▶ **Task directions**
Scan the entries below for the word "author", then copy each line that holds it.

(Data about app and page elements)
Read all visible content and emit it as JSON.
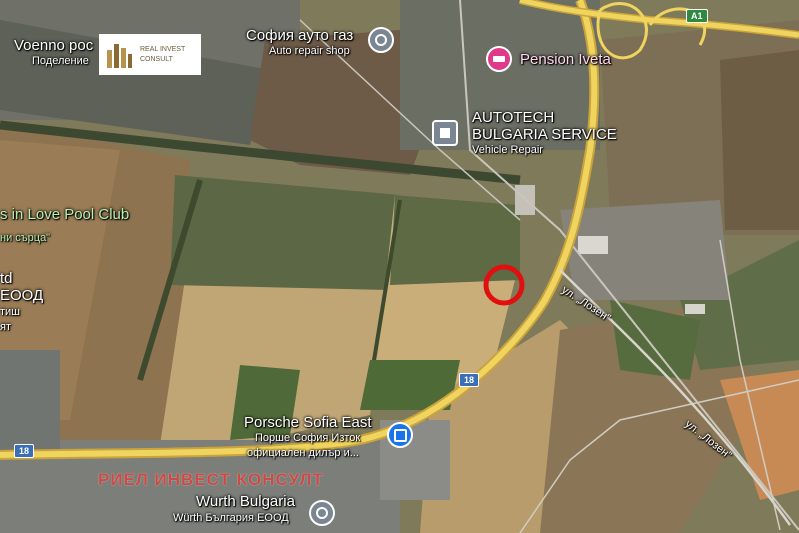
{
  "logo": {
    "line1": "REAL INVEST",
    "line2": "CONSULT"
  },
  "watermark": "РИЕЛ ИНВЕСТ КОНСУЛТ",
  "places": {
    "voenno": {
      "name": "Voenno poc",
      "sub": "Поделение"
    },
    "sofia_auto_gaz": {
      "name": "София ауто газ",
      "sub": "Auto repair shop"
    },
    "pension": {
      "name": "Pension Iveta"
    },
    "autotech": {
      "line1": "AUTOTECH",
      "line2": "BULGARIA SERVICE",
      "sub": "Vehicle Repair"
    },
    "pool_club": {
      "name": "s in Love Pool Club",
      "sub": "ни сърца\""
    },
    "eood_left": {
      "line1": "td",
      "line2": "ЕООД",
      "line3": "тиш",
      "line4": "ят"
    },
    "porsche": {
      "name": "Porsche Sofia East",
      "sub1": "Порше София Изток",
      "sub2": "официален дилър и..."
    },
    "wurth": {
      "name": "Wurth Bulgaria",
      "sub": "Würth България ЕООД"
    }
  },
  "roads": {
    "lozen_1": "ул. „Лозен\"",
    "lozen_2": "ул. „Лозен\"",
    "shield_18_a": "18",
    "shield_18_b": "18",
    "shield_a1": "A1"
  },
  "colors": {
    "highway": "#e8c94a",
    "marker_circle": "#e01010",
    "pin_gray": "#7a8691",
    "pin_pink": "#e0398a",
    "pin_blue": "#1a73e8"
  },
  "icons": {
    "auto_repair_pin": "wrench-pin-icon",
    "pension_pin": "bed-pin-icon",
    "autotech_pin": "square-pin-icon",
    "porsche_pin": "shopping-bag-pin-icon",
    "wurth_pin": "wrench-pin-icon"
  }
}
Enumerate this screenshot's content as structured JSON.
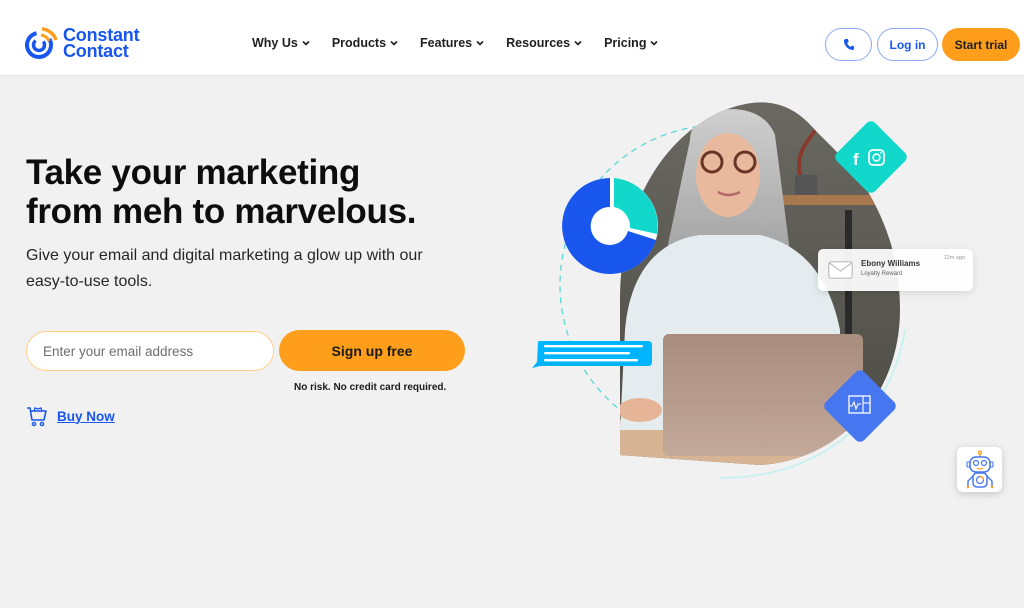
{
  "header": {
    "logo": {
      "line1": "Constant",
      "line2": "Contact",
      "icon": "constant-contact-logo-icon"
    },
    "nav": [
      {
        "label": "Why Us",
        "icon": "chevron-down-icon"
      },
      {
        "label": "Products",
        "icon": "chevron-down-icon"
      },
      {
        "label": "Features",
        "icon": "chevron-down-icon"
      },
      {
        "label": "Resources",
        "icon": "chevron-down-icon"
      },
      {
        "label": "Pricing",
        "icon": "chevron-down-icon"
      }
    ],
    "phone_icon": "phone-icon",
    "login_label": "Log in",
    "trial_label": "Start trial"
  },
  "hero": {
    "headline_line1": "Take your marketing",
    "headline_line2": "from meh to marvelous.",
    "subhead": "Give your email and digital marketing a glow up with our easy-to-use tools.",
    "email_placeholder": "Enter your email address",
    "email_value": "",
    "signup_label": "Sign up free",
    "no_risk": "No risk. No credit card required.",
    "buy_now_label": "Buy Now",
    "buy_now_icon": "shopping-cart-icon"
  },
  "illustration": {
    "notification": {
      "name": "Ebony Williams",
      "subtitle": "Loyalty Reward",
      "time": "12m ago",
      "icon": "envelope-icon"
    },
    "social_icons": [
      "facebook-icon",
      "instagram-icon"
    ],
    "analytics_icon": "analytics-chart-icon",
    "donut_shares": {
      "primary": 0.72,
      "secondary": 0.28
    }
  },
  "colors": {
    "brand_blue": "#1856ed",
    "accent_orange": "#ff9e1b",
    "teal": "#12d8cc",
    "chat_blue": "#00b5ff",
    "diamond_blue": "#4677f0",
    "background": "#f1f1f1"
  },
  "chat_widget": {
    "icon": "chatbot-robot-icon"
  }
}
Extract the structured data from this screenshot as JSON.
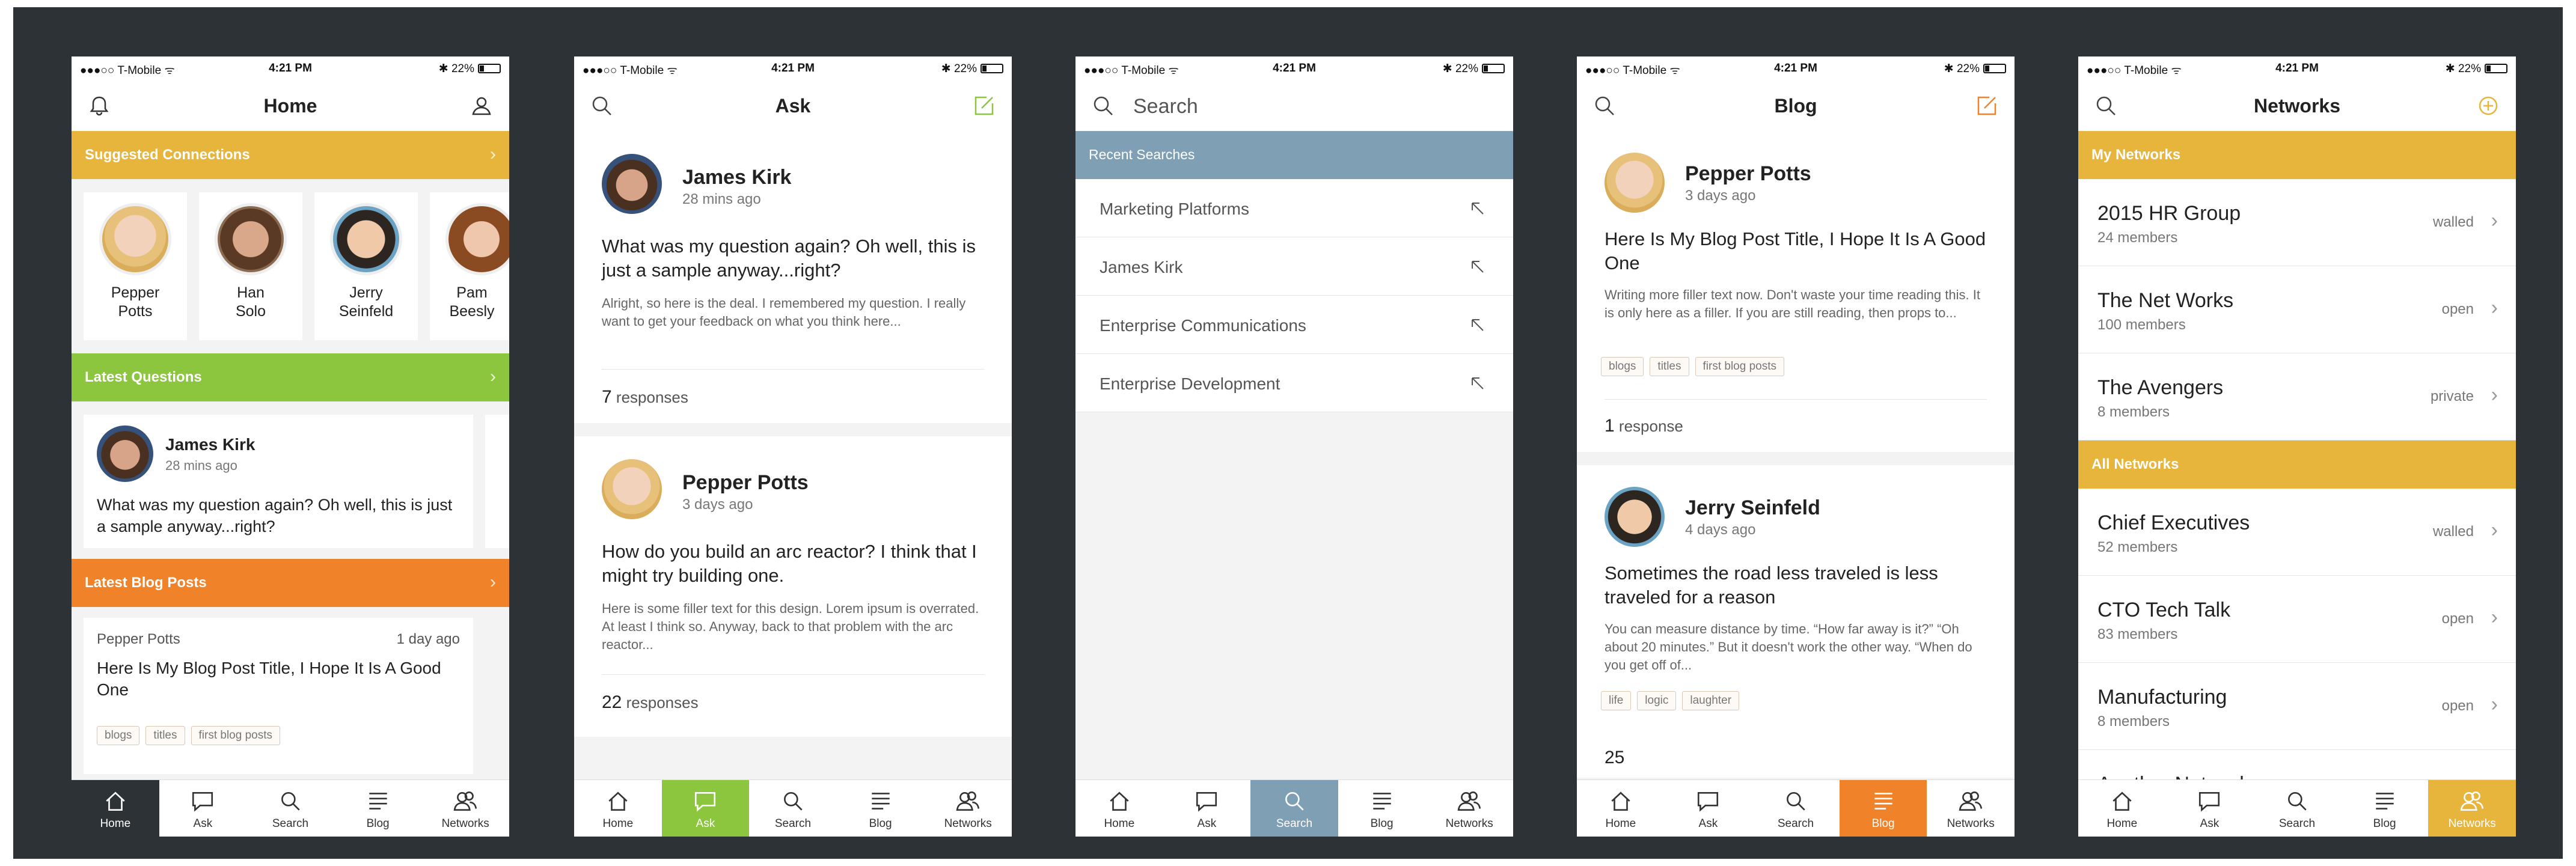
{
  "status": {
    "carrier": "●●●○○ T-Mobile ᯤ",
    "time": "4:21 PM",
    "battery": "✱ 22%"
  },
  "colors": {
    "gold": "#e7b43c",
    "green": "#8cc63f",
    "orange": "#f0832a",
    "slate": "#7f9fb5",
    "background": "#2c3236"
  },
  "tabs": [
    "Home",
    "Ask",
    "Search",
    "Blog",
    "Networks"
  ],
  "home": {
    "title": "Home",
    "suggested_label": "Suggested Connections",
    "connections": [
      {
        "first": "Pepper",
        "last": "Potts"
      },
      {
        "first": "Han",
        "last": "Solo"
      },
      {
        "first": "Jerry",
        "last": "Seinfeld"
      },
      {
        "first": "Pam",
        "last": "Beesly"
      }
    ],
    "questions_label": "Latest Questions",
    "question": {
      "author": "James Kirk",
      "time": "28 mins ago",
      "text": "What was my question again? Oh well, this is just a sample anyway...right?"
    },
    "blog_label": "Latest Blog Posts",
    "blog": {
      "author": "Pepper Potts",
      "time": "1 day ago",
      "title": "Here Is My Blog Post Title, I Hope It Is A Good One",
      "tags": [
        "blogs",
        "titles",
        "first blog posts"
      ]
    }
  },
  "ask": {
    "title": "Ask",
    "posts": [
      {
        "author": "James Kirk",
        "time": "28 mins ago",
        "question": "What was my question again? Oh well, this is just a sample anyway...right?",
        "body": "Alright, so here is the deal. I remembered my question. I really want to get your feedback on what you think here...",
        "count": "7",
        "count_label": "responses"
      },
      {
        "author": "Pepper Potts",
        "time": "3 days ago",
        "question": "How do you build an arc reactor? I think that I might try building one.",
        "body": "Here is some filler text for this design. Lorem ipsum is overrated. At least I think so. Anyway, back to that problem with the arc reactor...",
        "count": "22",
        "count_label": "responses"
      }
    ]
  },
  "search": {
    "placeholder": "Search",
    "recent_label": "Recent Searches",
    "items": [
      "Marketing Platforms",
      "James Kirk",
      "Enterprise Communications",
      "Enterprise Development"
    ]
  },
  "blogscreen": {
    "title": "Blog",
    "posts": [
      {
        "author": "Pepper Potts",
        "time": "3 days ago",
        "title": "Here Is My Blog Post Title, I Hope It Is A Good One",
        "body": "Writing more filler text now. Don't waste your time reading this. It is only here as a filler. If you are still reading, then props to...",
        "tags": [
          "blogs",
          "titles",
          "first blog posts"
        ],
        "count": "1",
        "count_label": "response"
      },
      {
        "author": "Jerry Seinfeld",
        "time": "4 days ago",
        "title": "Sometimes the road less traveled is less traveled for a reason",
        "body": "You can measure distance by time. “How far away is it?” “Oh about 20 minutes.” But it doesn't work the other way. “When do you get off of...",
        "tags": [
          "life",
          "logic",
          "laughter"
        ],
        "count": "25",
        "count_label": ""
      }
    ]
  },
  "networks": {
    "title": "Networks",
    "my_label": "My Networks",
    "my": [
      {
        "name": "2015 HR Group",
        "members": "24 members",
        "status": "walled"
      },
      {
        "name": "The Net Works",
        "members": "100 members",
        "status": "open"
      },
      {
        "name": "The Avengers",
        "members": "8 members",
        "status": "private"
      }
    ],
    "all_label": "All Networks",
    "all": [
      {
        "name": "Chief Executives",
        "members": "52 members",
        "status": "walled"
      },
      {
        "name": "CTO Tech Talk",
        "members": "83 members",
        "status": "open"
      },
      {
        "name": "Manufacturing",
        "members": "8 members",
        "status": "open"
      },
      {
        "name": "Another Network",
        "members": "",
        "status": ""
      }
    ]
  }
}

▶ **Answer for the task**
      "author": "James Kirk",
      "author": "Pepper Potts",
        "author": "James Kirk",
        "author": "Pepper Potts",
        "author": "Pepper Potts",
        "author": "Jerry Seinfeld",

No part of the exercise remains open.